Sponsors: THE JONATHAN DICKINSON STATE PARK AND THE FLORIDA DEPARTMENT OF STATE
- CAMP MURPHY SITE
Location:JONATHAN DICKINSON STATE PARK
City: Hobe Sound
Description: In 1942 the federal government opened Camp Murphy. It was the home of the Southern Signal Corps School during World War II and served as a U.S Army base for instruction in radar operation in the early course of the war. The post was named in honor of Lieutenant Colonel William Herbert Murphy, a pioneer in the development of radio beams and equipment for military aircraft. Camp Murphy consisted of 11,364 acres and accommodated 854 officers and 5,752 enlisted men. The camp had close to 1000 buildings that included a bank, movie theater, church, and bowling alley. Camp Murphy was officially decommissioned in 1944 and used for migrant housing during the fall and winter of 1945. Buildings not already dismantled after the camp’s deactivation were sold and carted away beginning in 1946. On June 9, 1947, the property was transferred from the U.S Government to the State of Florida for a State Park. In 1950 Jonathan Dickinson State Park opened to the public.
Sponsors: THE FRIENDS OF JONATHAN DICKINSON STATE PARK AND THE FLORIDA DEPARTMENT OF STATE
- MOUNT ELIZABETH MOUND
Location:1707 NE Indian River Drive
City: Jensen Beach
Description: Mount Elizabeth Mound was constructed approximately 4,000 years ago during the Late Archaic Period by Florida bands who selected this site for a ceremonial shell midden-mound. It was occupied 4,000-800 years ago by ancient peoples who first subsisted by hunting large land animals, and then later on a diet of smaller animals and shellfish as they established villages and towns along waterways where fresh water was available. The abundant shells that make up a large part of the mound were harvested from the nearby Indian River Lagoon and the Atlantic Ocean. This site is the southernmost evidence of fiber-tempered pottery along Florida’s east coast. After European contact, these and most Florida natives died of disease or war with Creeks, and their British allies. After Florida was transferred from Spanish to British control in 1763, these remaining Native Floridians were given the option of staying in Florida or going to Cuba. They chose to go to Cuba and boarded a ship in Biscayne Bay in the fall of 1763, thus ending the history of a proud people who had lived here for 5,000 years.

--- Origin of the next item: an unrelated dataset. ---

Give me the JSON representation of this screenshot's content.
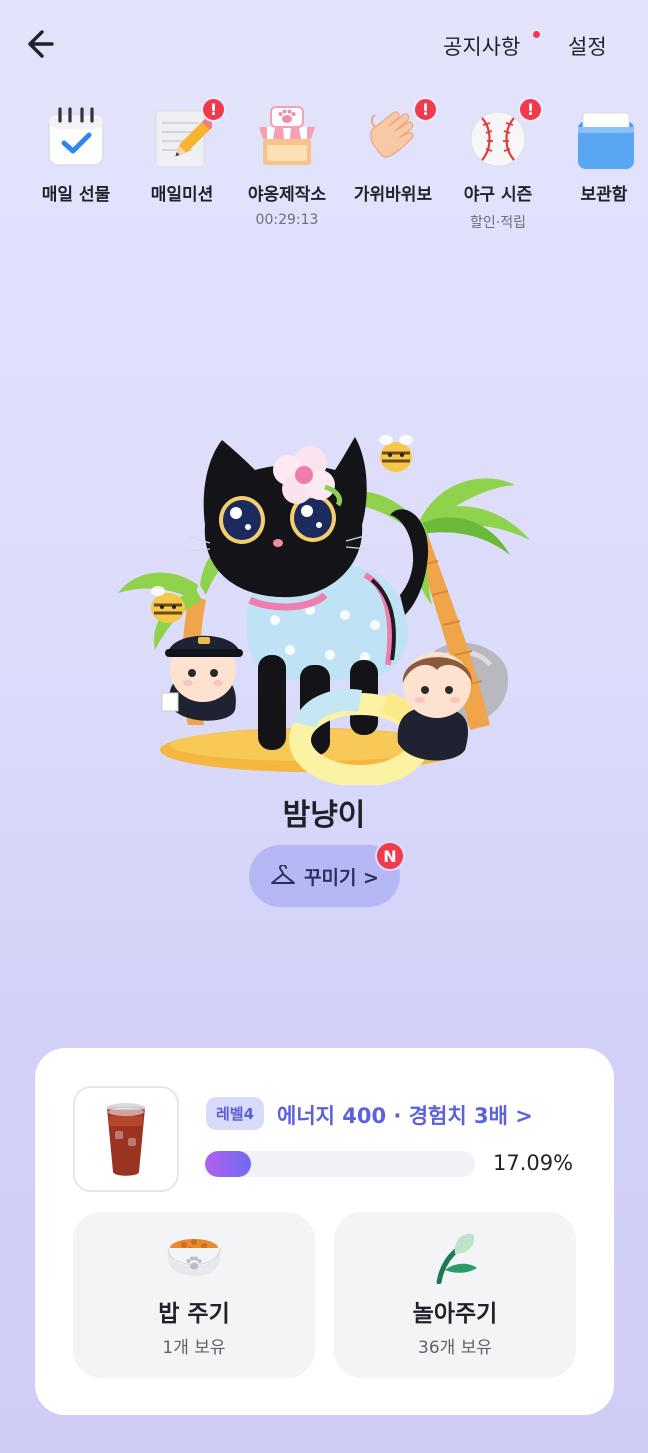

Sponsors: SEAFAS in Memory of Sarah McKeige, Founder, and the Florida Department of State